The Guards Museum is a Military Museum on Birdcage Walk,
home to the five regiments of Foot Guards being the Grenadier Guards,
Coldstream Guards, Irish Guards and Welsh Guards.
The Museum opened in 1988. It covers the history of the Foot Guards from the end of the English Civil War right up to the NATO led Afghanistan campaign.
The displays include many examples of different Guards uniforms, chronicling the evolving dress over time of the five regiments. There are also paintings, weapons, models, sculptures and artefacts such as Mess Silver — all of which are aimed at explaining to the visitor the history of the regiments and what being a soldier in the Guards is all about.
The first Charter of the Worshipful Company of
Broderers is dated 25 October 1561 and is the original Charter of Queen
Elizabeth I. It incorporates the Freeman of the mystery or art of the
Broderers of The City of London and the suburbs... it allowed the Company to
hold lands of the annual value of £30.00, for the assistance and support of
poor women and men of the mystery.
The Charter granted the Wardens power to overlook and govern the art and all using the same in the City and suburbs thereof, the City of Westminster, St Katherine’s in Middlesex, and the Borough of Southwark, and to punish all men for not truly working or selling. The original document appears to have survived the Great Fire of 1666 and there is even a suggestion that there was a devastating fire in the area of the Hall in 1678. The first surviving Minutes of the Court of the Company start in 1679.
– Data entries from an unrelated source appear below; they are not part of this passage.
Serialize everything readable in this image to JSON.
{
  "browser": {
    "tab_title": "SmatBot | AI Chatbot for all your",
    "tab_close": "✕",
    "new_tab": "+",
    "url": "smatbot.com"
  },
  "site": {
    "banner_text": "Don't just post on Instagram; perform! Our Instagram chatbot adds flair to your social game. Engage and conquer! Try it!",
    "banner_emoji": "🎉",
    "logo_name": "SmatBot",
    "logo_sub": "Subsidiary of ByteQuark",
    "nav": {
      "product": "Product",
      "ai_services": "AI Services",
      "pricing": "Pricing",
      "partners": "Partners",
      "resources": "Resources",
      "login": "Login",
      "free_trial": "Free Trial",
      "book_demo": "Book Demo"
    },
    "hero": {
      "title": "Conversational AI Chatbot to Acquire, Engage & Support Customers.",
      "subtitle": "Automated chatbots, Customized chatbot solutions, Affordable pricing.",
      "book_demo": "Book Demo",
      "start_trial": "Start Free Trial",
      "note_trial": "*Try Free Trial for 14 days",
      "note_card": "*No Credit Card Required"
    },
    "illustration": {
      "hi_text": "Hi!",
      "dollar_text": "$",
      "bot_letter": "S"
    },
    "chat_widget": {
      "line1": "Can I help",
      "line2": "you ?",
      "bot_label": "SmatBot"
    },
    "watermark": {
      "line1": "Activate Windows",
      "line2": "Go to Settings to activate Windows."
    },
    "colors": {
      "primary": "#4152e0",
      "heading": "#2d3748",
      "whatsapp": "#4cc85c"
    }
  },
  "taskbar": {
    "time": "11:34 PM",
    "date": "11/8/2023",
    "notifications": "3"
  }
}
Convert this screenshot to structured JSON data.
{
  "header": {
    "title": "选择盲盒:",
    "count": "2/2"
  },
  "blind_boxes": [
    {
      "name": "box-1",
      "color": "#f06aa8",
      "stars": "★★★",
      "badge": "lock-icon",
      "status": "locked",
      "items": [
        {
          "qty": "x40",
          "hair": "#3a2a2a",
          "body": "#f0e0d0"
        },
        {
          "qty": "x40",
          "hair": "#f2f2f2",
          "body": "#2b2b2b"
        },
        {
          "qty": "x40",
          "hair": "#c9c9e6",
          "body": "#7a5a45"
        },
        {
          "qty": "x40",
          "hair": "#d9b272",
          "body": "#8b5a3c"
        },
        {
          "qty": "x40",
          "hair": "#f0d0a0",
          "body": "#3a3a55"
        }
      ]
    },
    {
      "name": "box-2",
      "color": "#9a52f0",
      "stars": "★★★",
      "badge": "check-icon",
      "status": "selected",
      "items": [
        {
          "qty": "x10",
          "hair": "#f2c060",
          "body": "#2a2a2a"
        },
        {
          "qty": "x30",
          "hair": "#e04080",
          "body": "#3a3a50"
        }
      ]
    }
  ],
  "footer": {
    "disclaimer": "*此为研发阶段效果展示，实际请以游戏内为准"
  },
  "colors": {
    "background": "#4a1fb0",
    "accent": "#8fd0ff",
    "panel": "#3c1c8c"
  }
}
The Company holds a translation of the Charter made in the 19 Century but it would seem that the Charter of 1561 did not survive the Blitz in 1941. The Guildhall Museum holds the original Grant of Arms dated 1 7 August 1558 together with further Charters of 1609 and 1686.
The Charter of James I dated 20 April 1609 contains only a recital and confirmation of the Charter of Queen Elizabeth, without any alteration or addition. This later Charter was surrendered to King Charles II in the year 1684 and in 1686 King James II granted another Charter in lieu thereof. It is interesting to note that all surrenders and grants of Charter in the time of James I and Charles II were rendered void by statute during the reign of William and Mary and consequently the Company reverted to the rules and ordinances as set out in the original Charter of 1561.
The above information has been extracted from “A Chat about the Broderers” written by Christopher Holford, a Past Master of the Company. The book was published in 1910.
Information has been updated in so far as the First Charter now appears to have been lost.